Personal interest and scientific curiosity led me to coordinate a research project at the Joslin Diabetes Center affiliate at the University of Maryland. We developed a 10-week intervention of instruction and practice in mind-body skills for patients with type 2 diabetes. Our as-yet-unpublished data showed improvement in heart rate, score reduction in the Problem Areas in Diabetes Survey (PAID), and significant improvement in the Beck Inventory, a measure of depression scores of participants.
I have also been fortunate to attend clinical training programs with three leading practitioners in the field of mind-body medicine: Herbert Benson, MD, at Harvard; Jon Kabat-Zin, PhD, at the University of Massachusetts; and James Gordon, MD, at Georgetown, who is also chair of the White House Commission on Complementary and Alternative Medicine Policy. (An interview with Dr. Gordon will be included in Part 2 of this research section.)

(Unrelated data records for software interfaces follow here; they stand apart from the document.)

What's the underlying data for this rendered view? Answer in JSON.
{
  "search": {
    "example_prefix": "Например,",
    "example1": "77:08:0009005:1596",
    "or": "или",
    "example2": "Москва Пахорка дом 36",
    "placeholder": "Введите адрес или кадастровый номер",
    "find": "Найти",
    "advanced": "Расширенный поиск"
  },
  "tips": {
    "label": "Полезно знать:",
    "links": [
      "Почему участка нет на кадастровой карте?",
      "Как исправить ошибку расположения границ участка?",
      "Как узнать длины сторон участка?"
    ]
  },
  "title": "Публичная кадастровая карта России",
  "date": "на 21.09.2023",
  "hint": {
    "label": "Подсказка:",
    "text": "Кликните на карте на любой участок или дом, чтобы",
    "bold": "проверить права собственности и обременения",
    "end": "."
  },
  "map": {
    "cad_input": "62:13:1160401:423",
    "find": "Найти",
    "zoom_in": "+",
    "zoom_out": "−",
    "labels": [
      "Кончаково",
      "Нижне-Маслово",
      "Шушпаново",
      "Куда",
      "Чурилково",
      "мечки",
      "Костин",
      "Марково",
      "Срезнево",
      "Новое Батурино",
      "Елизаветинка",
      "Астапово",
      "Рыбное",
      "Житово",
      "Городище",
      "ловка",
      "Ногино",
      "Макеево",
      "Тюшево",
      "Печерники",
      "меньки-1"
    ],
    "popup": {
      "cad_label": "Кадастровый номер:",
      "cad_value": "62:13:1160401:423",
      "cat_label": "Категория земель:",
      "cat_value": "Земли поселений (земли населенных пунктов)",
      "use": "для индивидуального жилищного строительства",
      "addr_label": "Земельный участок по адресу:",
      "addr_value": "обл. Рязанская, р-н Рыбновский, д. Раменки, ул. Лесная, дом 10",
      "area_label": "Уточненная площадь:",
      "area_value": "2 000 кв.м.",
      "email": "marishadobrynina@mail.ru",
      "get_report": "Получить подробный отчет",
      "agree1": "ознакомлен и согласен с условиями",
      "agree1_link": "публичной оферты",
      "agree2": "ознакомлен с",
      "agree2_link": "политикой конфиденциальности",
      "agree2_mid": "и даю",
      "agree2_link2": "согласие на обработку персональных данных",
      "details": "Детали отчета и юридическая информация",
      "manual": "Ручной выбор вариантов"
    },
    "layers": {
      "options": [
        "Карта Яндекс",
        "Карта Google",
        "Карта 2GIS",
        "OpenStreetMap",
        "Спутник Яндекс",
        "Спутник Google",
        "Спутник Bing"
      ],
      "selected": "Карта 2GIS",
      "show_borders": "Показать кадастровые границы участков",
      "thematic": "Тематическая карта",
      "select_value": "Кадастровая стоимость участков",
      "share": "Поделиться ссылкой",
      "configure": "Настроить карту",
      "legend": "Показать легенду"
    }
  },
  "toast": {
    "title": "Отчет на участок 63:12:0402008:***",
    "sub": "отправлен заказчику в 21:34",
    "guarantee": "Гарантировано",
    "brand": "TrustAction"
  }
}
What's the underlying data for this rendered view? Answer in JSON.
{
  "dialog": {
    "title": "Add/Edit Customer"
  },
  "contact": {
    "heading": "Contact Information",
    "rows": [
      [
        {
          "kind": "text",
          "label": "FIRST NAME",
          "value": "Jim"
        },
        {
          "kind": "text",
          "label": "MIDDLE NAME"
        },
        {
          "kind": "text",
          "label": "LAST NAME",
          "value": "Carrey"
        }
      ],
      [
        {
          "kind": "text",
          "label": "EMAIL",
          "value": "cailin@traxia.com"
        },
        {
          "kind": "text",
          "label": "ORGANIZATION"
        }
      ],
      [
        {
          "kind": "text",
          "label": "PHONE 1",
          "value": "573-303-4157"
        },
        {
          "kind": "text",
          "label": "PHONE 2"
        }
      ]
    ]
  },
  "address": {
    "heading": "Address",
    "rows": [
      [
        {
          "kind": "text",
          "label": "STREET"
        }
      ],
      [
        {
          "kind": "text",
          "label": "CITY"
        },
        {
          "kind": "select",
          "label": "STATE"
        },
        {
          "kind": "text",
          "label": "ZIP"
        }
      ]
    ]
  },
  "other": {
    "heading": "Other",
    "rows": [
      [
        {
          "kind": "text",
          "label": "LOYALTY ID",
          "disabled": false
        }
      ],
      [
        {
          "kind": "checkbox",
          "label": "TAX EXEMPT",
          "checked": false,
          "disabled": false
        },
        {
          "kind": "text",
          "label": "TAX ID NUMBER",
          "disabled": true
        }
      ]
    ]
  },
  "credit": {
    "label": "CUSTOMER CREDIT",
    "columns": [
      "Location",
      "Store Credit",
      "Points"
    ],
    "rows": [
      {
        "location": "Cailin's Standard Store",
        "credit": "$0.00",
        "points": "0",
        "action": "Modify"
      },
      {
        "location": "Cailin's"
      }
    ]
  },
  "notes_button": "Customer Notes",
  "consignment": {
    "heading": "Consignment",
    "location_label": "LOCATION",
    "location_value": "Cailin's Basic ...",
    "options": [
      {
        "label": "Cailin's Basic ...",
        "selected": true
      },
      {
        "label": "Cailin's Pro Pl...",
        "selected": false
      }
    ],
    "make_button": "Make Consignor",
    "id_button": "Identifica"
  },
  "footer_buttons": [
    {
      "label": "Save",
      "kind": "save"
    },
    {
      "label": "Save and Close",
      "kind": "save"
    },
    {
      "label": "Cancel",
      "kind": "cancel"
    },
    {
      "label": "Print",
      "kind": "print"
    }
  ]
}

At a recent Harvard Mind-Body Medical Institute training session, I learned about the biology of the stress response. Our body and mind will spontaneously recover and return to relaxation after acute stress, but chronic stress requires intentional active relaxation in order to restore balance. If we do not restore our pre-stress functioning, we remain in a state of chronic stress stimulation, which includes elevated blood pressure and heart rate; muscle tension; relative hyperglycemia; glycogenolysis; and release of adrenal corticotropin releasing hormone, cortisol, and catecholamines for the “fight or flight” response.5 The Lifestyle Heart Trial conducted by Dean Ornish, MD, utilized mind-body practices and a re-setting of stress reactivity to aid in regression of coronary artery stenosis.6 For our already high-risk patients with diabetes, the stress-related continuation of elevated blood glucose levels and cardiovascular risk factors are particularly perilous.
Often our patients/clients are already participating in complementary therapies when the health care team becomes aware of their use of supplements, body work, massage, or acupuncture. The American Diabetes Association’s position statement on unproven therapies7 also offers the following recommendations relating to alternative therapies:
Encourage health care team members to ask patients about their use of alternative therapies or practices.
Evaluate each alternative therapy’s effectiveness (including the number and quality of studies performed), the degree to which it has been independently validated, and its potential to harm patients.
Provide new and innovative, but unproven, diagnostic and therapeutic measures for patients generally only in two circumstances: a) as part of an investigational trial that conforms to the U.S. Department of Health and Human Services regulations for protection of human research subjects, and b) when a review board or clinical investigations committee approves such use under provisions of compassionate use.
This is an exciting time in medical and diabetes history. Although diabetes is reaching epidemic proportions and now accounts for the expenditure of one of every seven health care dollars in this country and 25% of the Medicare budget,8 new therapies, including CAM therapies, may provide effective, low-cost options to traditional treatment-oriented medical care. The current paucity of good research specific to the utility of CAM therapies in diabetes care means that there is rich opportunity to study and demonstrate the potential benefits of such therapies for our patients with diabetes. I invite you to critically examine these modalities and to consider the role you can play in the discovery of or research into CAM interventions that complement currently accepted clinical practice.